Kaiten replica in front of
Atata Exchange Center
Atata Exchange Center
The Japanese Navy in April 1944 opened a branch of the Otake Submarine
School in Hirao Town on Atata Peninsula in Yamaguchi Prefecture. In March 1945,
the Navy established a kaiten human torpedo training base at the same location
in Hirao. In November 1992, the Hirao Museum of History and
Folklore opened up a kaiten exhibition room. These kaiten
exhibits were moved in November 2004 to the newly constructed Atata Exchange Center located on Atata
Peninsula. The Exchange Center now
displays over 300 items with about three quarters of them related to kaiten or
World War II.
A full-size kaiten replica used in
the 2006 movie Deguchi no nai umi (Sea without exit) is exhibited in
front of the building. The sign in front
of the replica explains that the kaiten was a sure-death weapon in that the
large-size torpedo filled with 1.55 tons of explosives at its tip was steered by
one pilot, who crashed it into an enemy ship. At the left-side of the building
entrance, a monument erected in 2004 remembers the families who had their homes
forcibly taken by the Japanese Navy in order to construct the Yanai Branch
School (sometimes referred to as Hirao Branch School) of the Otake Submarine School.
The highlights of Atata Exchange Center include photos of the nine Hirao
kaiten pilots who died, a 1/10 scale kaiten model under the photos, kaiten pilot
writings, and a model of the base. A map above the base model shows that kaiten
training took part on the base's southern side, while Koryu and Kairyu
midget submarine training took place on the northern side. The museum has a
wide variety of other kaiten-related exhibits including historical photos,
uniforms, periscope, stopwatch, senninbari (thousand-stitch belt worn for
good luck), photos and information about the other three kaiten bases, and
smaller kaiten models. One interesting photo exhibit shows the 1959 unveiling
ceremony of the nearby Hirao Kaiten
Monument. General WWII-related exhibits include medals, caps, and various
models including ones of other suicide weapons such as midget submarines and
ohka rocket-powered gliders.
The nine young men from Hirao Kaiten Base who died include five kaiten
pilots who left Hirao on July 18, 1945, aboard Submarine I-58. East of the
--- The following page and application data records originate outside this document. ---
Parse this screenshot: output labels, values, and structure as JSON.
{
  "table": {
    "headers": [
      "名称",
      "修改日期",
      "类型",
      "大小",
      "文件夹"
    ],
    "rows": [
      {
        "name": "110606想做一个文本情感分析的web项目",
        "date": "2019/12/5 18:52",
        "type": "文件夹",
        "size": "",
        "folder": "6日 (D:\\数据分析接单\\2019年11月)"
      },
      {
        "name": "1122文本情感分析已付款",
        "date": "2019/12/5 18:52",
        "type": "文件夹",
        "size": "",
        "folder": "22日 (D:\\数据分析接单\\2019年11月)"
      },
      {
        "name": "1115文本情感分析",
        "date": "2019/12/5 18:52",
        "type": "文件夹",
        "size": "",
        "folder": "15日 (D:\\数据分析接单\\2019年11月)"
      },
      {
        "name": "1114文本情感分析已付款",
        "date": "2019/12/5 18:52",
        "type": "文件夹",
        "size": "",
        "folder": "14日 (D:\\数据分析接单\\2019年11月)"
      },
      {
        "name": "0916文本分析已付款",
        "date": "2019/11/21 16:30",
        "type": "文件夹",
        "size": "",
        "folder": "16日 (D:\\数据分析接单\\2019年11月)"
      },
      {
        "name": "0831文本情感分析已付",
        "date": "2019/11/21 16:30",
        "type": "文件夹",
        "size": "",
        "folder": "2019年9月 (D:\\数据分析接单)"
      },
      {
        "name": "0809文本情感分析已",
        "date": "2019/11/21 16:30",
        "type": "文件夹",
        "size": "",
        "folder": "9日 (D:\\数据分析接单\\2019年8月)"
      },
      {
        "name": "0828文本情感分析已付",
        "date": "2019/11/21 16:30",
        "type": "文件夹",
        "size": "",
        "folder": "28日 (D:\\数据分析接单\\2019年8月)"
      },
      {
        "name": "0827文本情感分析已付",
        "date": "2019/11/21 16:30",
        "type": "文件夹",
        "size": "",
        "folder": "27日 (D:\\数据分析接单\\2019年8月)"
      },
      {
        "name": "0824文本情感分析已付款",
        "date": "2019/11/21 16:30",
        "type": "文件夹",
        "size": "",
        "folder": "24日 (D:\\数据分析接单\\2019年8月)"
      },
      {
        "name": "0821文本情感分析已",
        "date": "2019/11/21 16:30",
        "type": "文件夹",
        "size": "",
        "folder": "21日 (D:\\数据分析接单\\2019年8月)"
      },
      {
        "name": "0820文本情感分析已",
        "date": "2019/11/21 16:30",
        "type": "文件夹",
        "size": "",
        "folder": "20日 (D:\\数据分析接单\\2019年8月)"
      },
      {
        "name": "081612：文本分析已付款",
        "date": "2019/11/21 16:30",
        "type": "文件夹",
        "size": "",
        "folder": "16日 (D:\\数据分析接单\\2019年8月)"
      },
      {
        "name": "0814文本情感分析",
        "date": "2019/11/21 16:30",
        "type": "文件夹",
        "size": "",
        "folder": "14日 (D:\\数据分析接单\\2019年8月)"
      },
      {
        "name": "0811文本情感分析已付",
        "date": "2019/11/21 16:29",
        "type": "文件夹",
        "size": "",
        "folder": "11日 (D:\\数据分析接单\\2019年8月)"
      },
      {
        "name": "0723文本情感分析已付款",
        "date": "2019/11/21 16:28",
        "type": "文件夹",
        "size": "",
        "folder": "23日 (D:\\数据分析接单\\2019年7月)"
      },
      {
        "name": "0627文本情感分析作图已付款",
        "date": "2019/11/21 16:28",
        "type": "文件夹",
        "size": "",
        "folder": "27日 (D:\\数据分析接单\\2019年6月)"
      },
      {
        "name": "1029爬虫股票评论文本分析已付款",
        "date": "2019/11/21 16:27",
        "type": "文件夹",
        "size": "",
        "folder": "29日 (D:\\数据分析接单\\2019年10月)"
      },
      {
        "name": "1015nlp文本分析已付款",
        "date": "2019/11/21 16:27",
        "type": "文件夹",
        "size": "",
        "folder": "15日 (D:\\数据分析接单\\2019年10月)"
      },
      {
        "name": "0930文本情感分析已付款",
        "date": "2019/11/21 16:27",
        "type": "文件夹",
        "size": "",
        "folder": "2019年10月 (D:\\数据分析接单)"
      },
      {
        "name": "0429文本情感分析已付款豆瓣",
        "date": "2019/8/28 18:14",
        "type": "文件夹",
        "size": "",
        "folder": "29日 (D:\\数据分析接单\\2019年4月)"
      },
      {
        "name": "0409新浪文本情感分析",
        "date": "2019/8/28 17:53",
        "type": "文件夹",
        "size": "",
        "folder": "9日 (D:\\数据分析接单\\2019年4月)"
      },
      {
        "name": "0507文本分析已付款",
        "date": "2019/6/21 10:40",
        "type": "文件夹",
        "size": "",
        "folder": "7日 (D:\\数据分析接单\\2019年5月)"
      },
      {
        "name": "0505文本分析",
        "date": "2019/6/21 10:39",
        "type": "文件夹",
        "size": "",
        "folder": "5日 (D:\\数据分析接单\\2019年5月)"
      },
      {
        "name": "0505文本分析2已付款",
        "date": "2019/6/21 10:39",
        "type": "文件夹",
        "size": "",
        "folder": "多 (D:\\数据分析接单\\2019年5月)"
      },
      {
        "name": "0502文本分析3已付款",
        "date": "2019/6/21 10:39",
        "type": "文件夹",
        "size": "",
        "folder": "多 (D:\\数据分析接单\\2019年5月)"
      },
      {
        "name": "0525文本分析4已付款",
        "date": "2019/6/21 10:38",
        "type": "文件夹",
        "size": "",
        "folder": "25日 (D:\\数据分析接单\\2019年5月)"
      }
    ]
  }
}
Philippines on July 28, two of I-58's six kaiten were launched. Shortly
after midnight on July 30, I-18 launched two torpedoes that sank the cruiser
Indianapolis (CA-35), and nearly 900 of her crew died in the attack and
afterward in the water. Three more I-58 kaiten were launched as the submarine returned to
Japan. In addition to the five I-58 kaiten pilots who died in battle, three men died during training at Hirao, and one man
took his own life on August 18, 1945, after the war had ended.
Photos of men from Hirao Kaiten Base who died in WWII
with 1/10 scale kaiten model and other exhibits under the photos
Atata Exchange Center has about 100 books related to kaiten and other special
attack weapons that are available for perusal during a visit. Also available for
reading are copies of numerous
pages of actual Hirao Base kaiten training records.
Admission is free to Atata Exchange Center. Exhibits do not have any English
explanations. A four-page pamphlet in English is available, but the translations
from Japanese are quite rough in places.
The Hirao Town Tourism Association has a
detailed web page in
Japanese describing exhibits at Atata Exchange Center. In addition, the
association's web site has a fascinating
13-part section featuring
extended interviews with three former kaiten pilots at Hirao.
Date of most recent visit: October 11, 2008